A MOTHER’S cupboard of expired medicine will enable her to act as a post-Brexit drug kingpin.

Unwittingly stockpiling half-empty packs of expired antibiotics mean that once the Brexit medicine shortages hit Jane Thomson from Stevenage is going to be making it rain, Walter White-style.

She said: “I always said they’d come in handy. Admittedly, I wasn’t talking about the country voting itself into a suicidal political checkmate that would leave food and medicine supplies under threat, but here we are.”

Thomson’s extensive pharmaceutical collection also includes a stash of heavy-duty tranquillisers from when she fell off that scooter in the Algarve, enough sticky, out-of-date cough medicine to fill a swimming pool, and a bottle of some sort of tonic that belonged to grandma, who has been dead for 15 years.

She added: “No-one around here needs to worry, I can take care of whatever they need.

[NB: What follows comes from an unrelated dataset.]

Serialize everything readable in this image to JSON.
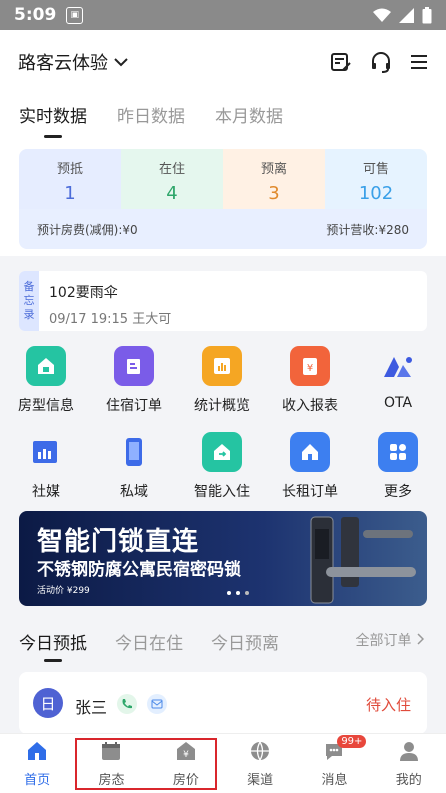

“And if any motherfucker wants to try and stop to me, they’d best come ready for war.”